TASK DIRECTIONS: Give the data again exactly as written, skipping any pictures.

=== DATA IN THIS EXERCISE ===

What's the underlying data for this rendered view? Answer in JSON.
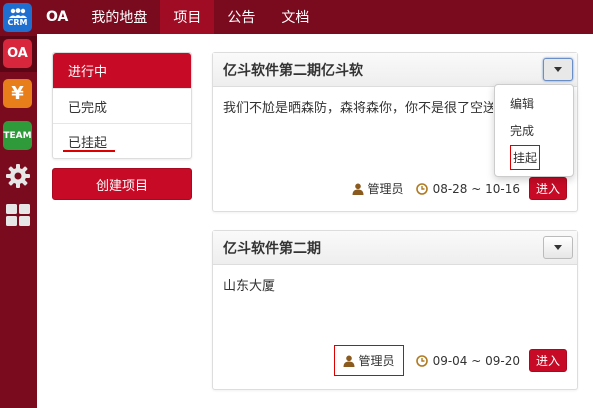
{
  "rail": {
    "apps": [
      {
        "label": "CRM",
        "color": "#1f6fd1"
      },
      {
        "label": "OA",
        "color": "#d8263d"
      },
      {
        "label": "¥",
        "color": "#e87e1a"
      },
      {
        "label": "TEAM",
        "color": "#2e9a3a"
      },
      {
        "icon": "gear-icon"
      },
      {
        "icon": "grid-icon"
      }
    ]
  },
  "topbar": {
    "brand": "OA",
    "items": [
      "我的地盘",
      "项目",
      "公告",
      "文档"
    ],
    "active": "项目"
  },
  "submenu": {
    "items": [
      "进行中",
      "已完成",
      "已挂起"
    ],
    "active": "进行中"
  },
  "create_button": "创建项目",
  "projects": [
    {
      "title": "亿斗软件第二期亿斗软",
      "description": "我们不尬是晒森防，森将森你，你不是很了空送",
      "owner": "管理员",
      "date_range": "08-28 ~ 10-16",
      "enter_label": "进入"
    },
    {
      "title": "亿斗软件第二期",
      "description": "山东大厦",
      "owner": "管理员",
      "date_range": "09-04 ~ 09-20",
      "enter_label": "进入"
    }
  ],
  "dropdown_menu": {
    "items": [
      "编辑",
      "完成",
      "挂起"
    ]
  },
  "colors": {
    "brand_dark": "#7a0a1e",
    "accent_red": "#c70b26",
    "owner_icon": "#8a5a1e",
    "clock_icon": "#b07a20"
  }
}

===

SOLUTION FOR THIS EXERCISE:
What's the underlying data for this rendered view? Answer in JSON.
{
  "rail": {
    "apps": [
      {
        "label": "CRM",
        "color": "#1f6fd1"
      },
      {
        "label": "OA",
        "color": "#d8263d"
      },
      {
        "label": "¥",
        "color": "#e87e1a"
      },
      {
        "label": "TEAM",
        "color": "#2e9a3a"
      },
      {
        "icon": "gear-icon"
      },
      {
        "icon": "grid-icon"
      }
    ]
  },
  "topbar": {
    "brand": "OA",
    "items": [
      "我的地盘",
      "项目",
      "公告",
      "文档"
    ],
    "active": "项目"
  },
  "submenu": {
    "items": [
      "进行中",
      "已完成",
      "已挂起"
    ],
    "active": "进行中"
  },
  "create_button": "创建项目",
  "projects": [
    {
      "title": "亿斗软件第二期亿斗软",
      "description": "我们不尬是晒森防，森将森你，你不是很了空送",
      "owner": "管理员",
      "date_range": "08-28 ~ 10-16",
      "enter_label": "进入"
    },
    {
      "title": "亿斗软件第二期",
      "description": "山东大厦",
      "owner": "管理员",
      "date_range": "09-04 ~ 09-20",
      "enter_label": "进入"
    }
  ],
  "dropdown_menu": {
    "items": [
      "编辑",
      "完成",
      "挂起"
    ]
  },
  "colors": {
    "brand_dark": "#7a0a1e",
    "accent_red": "#c70b26",
    "owner_icon": "#8a5a1e",
    "clock_icon": "#b07a20"
  }
}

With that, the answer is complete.